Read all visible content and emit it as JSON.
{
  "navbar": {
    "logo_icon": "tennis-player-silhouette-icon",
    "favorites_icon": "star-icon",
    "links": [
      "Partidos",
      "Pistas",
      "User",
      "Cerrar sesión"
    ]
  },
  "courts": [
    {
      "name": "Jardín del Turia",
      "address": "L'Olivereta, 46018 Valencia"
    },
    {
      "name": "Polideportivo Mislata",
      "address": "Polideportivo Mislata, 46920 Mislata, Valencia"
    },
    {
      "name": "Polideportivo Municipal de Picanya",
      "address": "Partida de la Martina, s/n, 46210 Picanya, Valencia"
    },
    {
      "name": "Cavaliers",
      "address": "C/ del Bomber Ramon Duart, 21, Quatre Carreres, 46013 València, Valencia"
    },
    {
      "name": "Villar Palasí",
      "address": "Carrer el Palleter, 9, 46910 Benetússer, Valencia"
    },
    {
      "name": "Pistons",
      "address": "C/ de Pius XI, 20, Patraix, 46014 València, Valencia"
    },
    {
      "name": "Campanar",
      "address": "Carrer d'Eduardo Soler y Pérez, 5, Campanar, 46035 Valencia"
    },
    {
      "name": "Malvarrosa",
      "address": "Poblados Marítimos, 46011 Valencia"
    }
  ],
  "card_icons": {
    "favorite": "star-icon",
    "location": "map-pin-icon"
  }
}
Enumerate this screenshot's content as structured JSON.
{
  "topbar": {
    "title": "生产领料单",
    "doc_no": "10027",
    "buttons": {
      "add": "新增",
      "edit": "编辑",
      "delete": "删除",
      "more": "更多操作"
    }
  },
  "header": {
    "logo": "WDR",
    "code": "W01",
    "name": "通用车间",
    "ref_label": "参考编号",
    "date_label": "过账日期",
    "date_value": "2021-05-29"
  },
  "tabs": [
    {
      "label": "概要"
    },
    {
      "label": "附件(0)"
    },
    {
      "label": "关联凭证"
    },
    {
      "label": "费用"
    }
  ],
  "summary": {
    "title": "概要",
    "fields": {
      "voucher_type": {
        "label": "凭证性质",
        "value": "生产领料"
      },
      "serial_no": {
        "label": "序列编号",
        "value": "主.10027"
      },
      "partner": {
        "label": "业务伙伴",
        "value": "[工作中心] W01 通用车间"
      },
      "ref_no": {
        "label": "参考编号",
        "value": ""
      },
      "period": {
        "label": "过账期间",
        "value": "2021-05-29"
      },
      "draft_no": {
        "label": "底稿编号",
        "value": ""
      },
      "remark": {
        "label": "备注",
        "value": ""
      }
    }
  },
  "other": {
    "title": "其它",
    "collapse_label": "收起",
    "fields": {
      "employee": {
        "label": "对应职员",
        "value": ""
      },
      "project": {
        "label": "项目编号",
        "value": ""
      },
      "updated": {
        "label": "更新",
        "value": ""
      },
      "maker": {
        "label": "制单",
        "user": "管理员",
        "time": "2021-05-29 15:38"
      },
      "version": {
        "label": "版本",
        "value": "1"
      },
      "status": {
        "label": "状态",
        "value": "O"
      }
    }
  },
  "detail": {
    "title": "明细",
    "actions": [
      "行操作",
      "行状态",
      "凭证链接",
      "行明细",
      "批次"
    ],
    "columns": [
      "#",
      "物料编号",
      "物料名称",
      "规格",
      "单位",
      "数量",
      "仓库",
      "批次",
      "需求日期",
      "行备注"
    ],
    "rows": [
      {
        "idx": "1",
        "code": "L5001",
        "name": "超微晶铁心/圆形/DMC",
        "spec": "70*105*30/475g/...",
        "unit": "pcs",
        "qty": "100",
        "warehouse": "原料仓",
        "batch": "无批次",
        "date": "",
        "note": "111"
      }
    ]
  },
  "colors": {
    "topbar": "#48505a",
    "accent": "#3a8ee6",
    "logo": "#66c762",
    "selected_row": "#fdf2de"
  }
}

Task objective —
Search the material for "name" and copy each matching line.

Solved problem —
      "name": "Jardín del Turia",
      "name": "Polideportivo Mislata",
      "name": "Polideportivo Municipal de Picanya",
      "name": "Cavaliers",
      "name": "Villar Palasí",
      "name": "Pistons",
      "name": "Campanar",
      "name": "Malvarrosa",
    "name": "通用车间",
        "name": "超微晶铁心/圆形/DMC",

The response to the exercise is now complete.